We saw the fundamentals of growth in time, space and activity, with a macro-view of London from Sir Alan Wilson’s spatial scenario modelling. In contrast Karel Williams presented the alternative to the dominant narrative of ‘There Is No Alternative’, with huge implications for cities who are otherwise awaiting ‘death by 1000 cuts’. As for city foresight schemes, from Mark Tewdwr-Jones it seems that Newcastle leads in best practice, in a city which is all about change and modernity. Meanwhile in Liverpool and Cardiff, from Nicola Headlam and David Waite, it’s more problematic to get the many players into alignment for constructive thinking: and in Greater Manchester the excitement of ‘devo’ seemed to push other longer term thinking to the side.

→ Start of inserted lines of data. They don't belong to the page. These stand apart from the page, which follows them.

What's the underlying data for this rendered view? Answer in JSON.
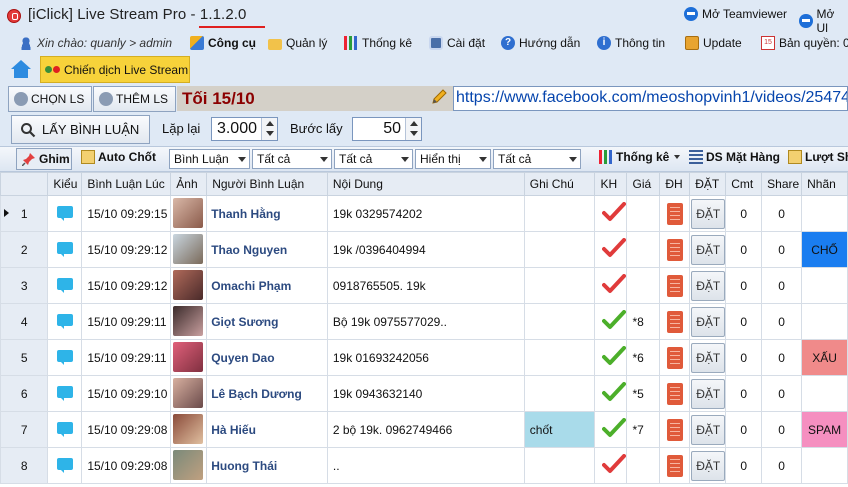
{
  "window": {
    "title": "[iClick] Live Stream Pro - 1.1.2.0",
    "teamviewer": "Mở Teamviewer",
    "ultraview": "Mở Ul"
  },
  "menu": {
    "greeting": "Xin chào: quanly > admin",
    "items": [
      "Công cụ",
      "Quản lý",
      "Thống kê",
      "Cài đặt",
      "Hướng dẫn",
      "Thông tin",
      "Update",
      "Bản quyền: 0"
    ]
  },
  "campaign_tab": "Chiến dịch Live Stream",
  "livestream": {
    "select_label": "CHỌN LS",
    "add_label": "THÊM LS",
    "campaign_name": "Tối 15/10",
    "url": "https://www.facebook.com/meoshopvinh1/videos/25474"
  },
  "fetch": {
    "button_label": "LẤY BÌNH LUẬN",
    "repeat_label": "Lặp lại",
    "repeat_value": "3.000",
    "step_label": "Bước lấy",
    "step_value": "50"
  },
  "toolbar": {
    "pin_label": "Ghim",
    "auto_label": "Auto Chốt",
    "filters": [
      "Bình Luận",
      "Tất cả",
      "Tất cả",
      "Hiển thị",
      "Tất cả"
    ],
    "stats_label": "Thống kê",
    "products_label": "DS Mặt Hàng",
    "share_label": "Lượt Sh"
  },
  "table": {
    "columns": [
      "Kiểu",
      "Bình Luận Lúc",
      "Ảnh",
      "Người Bình Luận",
      "Nội Dung",
      "Ghi Chú",
      "KH",
      "Giá",
      "ĐH",
      "ĐẶT",
      "Cmt",
      "Share",
      "Nhãn"
    ],
    "rows": [
      {
        "n": "1",
        "time": "15/10 09:29:15",
        "name": "Thanh Hằng",
        "content": "19k 0329574202",
        "note": "",
        "kh": "red",
        "gia": "",
        "dat": "ĐẶT",
        "cmt": "0",
        "share": "0",
        "label": "",
        "label_color": ""
      },
      {
        "n": "2",
        "time": "15/10 09:29:12",
        "name": "Thao Nguyen",
        "content": "19k /0396404994",
        "note": "",
        "kh": "red",
        "gia": "",
        "dat": "ĐẶT",
        "cmt": "0",
        "share": "0",
        "label": "CHỐ",
        "label_color": "#1a7df0"
      },
      {
        "n": "3",
        "time": "15/10 09:29:12",
        "name": "Omachi Phạm",
        "content": "0918765505. 19k",
        "note": "",
        "kh": "red",
        "gia": "",
        "dat": "ĐẶT",
        "cmt": "0",
        "share": "0",
        "label": "",
        "label_color": ""
      },
      {
        "n": "4",
        "time": "15/10 09:29:11",
        "name": "Giọt Sương",
        "content": "Bộ 19k 0975577029..",
        "note": "",
        "kh": "green",
        "gia": "*8",
        "dat": "ĐẶT",
        "cmt": "0",
        "share": "0",
        "label": "",
        "label_color": ""
      },
      {
        "n": "5",
        "time": "15/10 09:29:11",
        "name": "Quyen Dao",
        "content": "19k 01693242056",
        "note": "",
        "kh": "green",
        "gia": "*6",
        "dat": "ĐẶT",
        "cmt": "0",
        "share": "0",
        "label": "XẤU",
        "label_color": "#f08a8a"
      },
      {
        "n": "6",
        "time": "15/10 09:29:10",
        "name": "Lê Bạch Dương",
        "content": "19k 0943632140",
        "note": "",
        "kh": "green",
        "gia": "*5",
        "dat": "ĐẶT",
        "cmt": "0",
        "share": "0",
        "label": "",
        "label_color": ""
      },
      {
        "n": "7",
        "time": "15/10 09:29:08",
        "name": "Hà Hiếu",
        "content": "2 bộ 19k. 0962749466",
        "note": "chốt",
        "kh": "green",
        "gia": "*7",
        "dat": "ĐẶT",
        "cmt": "0",
        "share": "0",
        "label": "SPAM",
        "label_color": "#f58fc0"
      },
      {
        "n": "8",
        "time": "15/10 09:29:08",
        "name": "Huong Thái",
        "content": "..",
        "note": "",
        "kh": "red",
        "gia": "",
        "dat": "ĐẶT",
        "cmt": "0",
        "share": "0",
        "label": "",
        "label_color": ""
      }
    ]
  },
  "colors": {
    "check_red": "#e03b3b",
    "check_green": "#4caf2a",
    "campaign_bg": "#f7d23a",
    "note_bg": "#a9dbea"
  }
}
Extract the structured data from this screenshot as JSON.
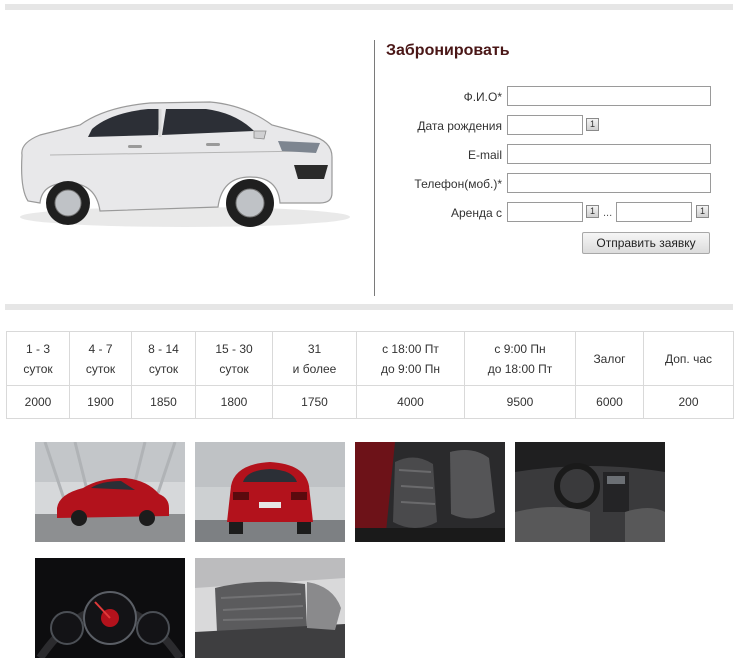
{
  "form": {
    "title": "Забронировать",
    "fields": {
      "fio": {
        "label": "Ф.И.О*",
        "value": ""
      },
      "birth": {
        "label": "Дата рождения",
        "value": "",
        "cal": "1"
      },
      "email": {
        "label": "E-mail",
        "value": ""
      },
      "phone": {
        "label": "Телефон(моб.)*",
        "value": ""
      },
      "rent": {
        "label": "Аренда с",
        "from": "",
        "to": "",
        "sep": "...",
        "cal_from": "1",
        "cal_to": "1"
      }
    },
    "submit_label": "Отправить заявку"
  },
  "prices": {
    "headers": [
      {
        "l1": "1 - 3",
        "l2": "суток"
      },
      {
        "l1": "4 - 7",
        "l2": "суток"
      },
      {
        "l1": "8 - 14",
        "l2": "суток"
      },
      {
        "l1": "15 - 30",
        "l2": "суток"
      },
      {
        "l1": "31",
        "l2": "и более"
      },
      {
        "l1": "с 18:00 Пт",
        "l2": "до 9:00 Пн"
      },
      {
        "l1": "с 9:00 Пн",
        "l2": "до 18:00 Пт"
      },
      {
        "l1": "Залог",
        "l2": ""
      },
      {
        "l1": "Доп. час",
        "l2": ""
      }
    ],
    "values": [
      "2000",
      "1900",
      "1850",
      "1800",
      "1750",
      "4000",
      "9500",
      "6000",
      "200"
    ]
  },
  "car_color": "#e8e8ea",
  "gallery_red": "#b3121c",
  "gallery": [
    "car-front-three-quarter-photo",
    "car-rear-photo",
    "front-seats-photo",
    "dashboard-photo",
    "instrument-cluster-photo",
    "rear-seats-photo"
  ]
}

The questions of – what is foresight, and what kind of research is most relevant, were explored by Ian Miles and Sally Randles of MBS. Then looked at the ‘user’ side of the table. The challenge of the low carbon transition in Greater Manchester was put by Mark Atherton of AGMA: and the future transport system by Nicola Kane of TFGM. A reality check was sounded by Cllr Derek Antrobus, whose ward is one of the most deprived and also vulnerable to flooding in the city-region.
Finally there were responses from CURE. Saska Petrova explored the dilemma of austerity capitalism vs Laissez-faire localism: Stefan Bouzarovski looked at the low carbon transition in terms of changing patterns of winners and losers: Andy Karvonen summed up a relational view of cities and urban change.
Meanwhile some long-term thinking colleagues with day jobs as spatial planners, trying to make a complex system of allocations and quotas work, see their aspirations for ‘liveable communities’ pushed to the side, in an endless game of housing numbers and legal challenges. Others see the looming conflict between elitist ideology and grass-roots initiatives as a positive sign of change in motion.
Now if foresighting is about improving policy by exploring possible futures, then it might be more of an expert process of evidence and analysis. But if foresighting is more about anticipating and creating the future by collective vision, then it has to build bridges between opposing worldviews. The hard-pressed cities of the UK might seem to need both, and this is the aim of the current proposals for a city foresight ‘platform’ or ‘hub’. The question is then how to mobilize collective resources out of the thin air of austerity, in divided and distracted cities?
NOTE: The CURE / cities@manchester Forum on FORESIGHTING a FUTURE with CITIES was on Wednesday 24th June. It addressed the question – ‘How can future-oriented research help ‘devo’ cities turn austerity to prosperity’? It included the following contributions: Sir Alan Wilson (UCL), Prof. Karel Williams (MBS), Mark Tewdwr-Jones (Newcastle), Kevin Morgan (Cardiff), Nicola Headlam (Liverpool), Sally Randles (MBS), Colin Talbot (MBS), Mark Atherton (AGMA), Nicola Kane (TFGM), Cllr Derek Antrobus (Salford/ AGMA), Saska Petrova (CURE), Stefan Bouzarovski (CURE), Andrew Karvonen (Cities), Ian Miles (MBS), Joe Ravetz (chair).
With many thanks to cities@manchester for generous support to the reception.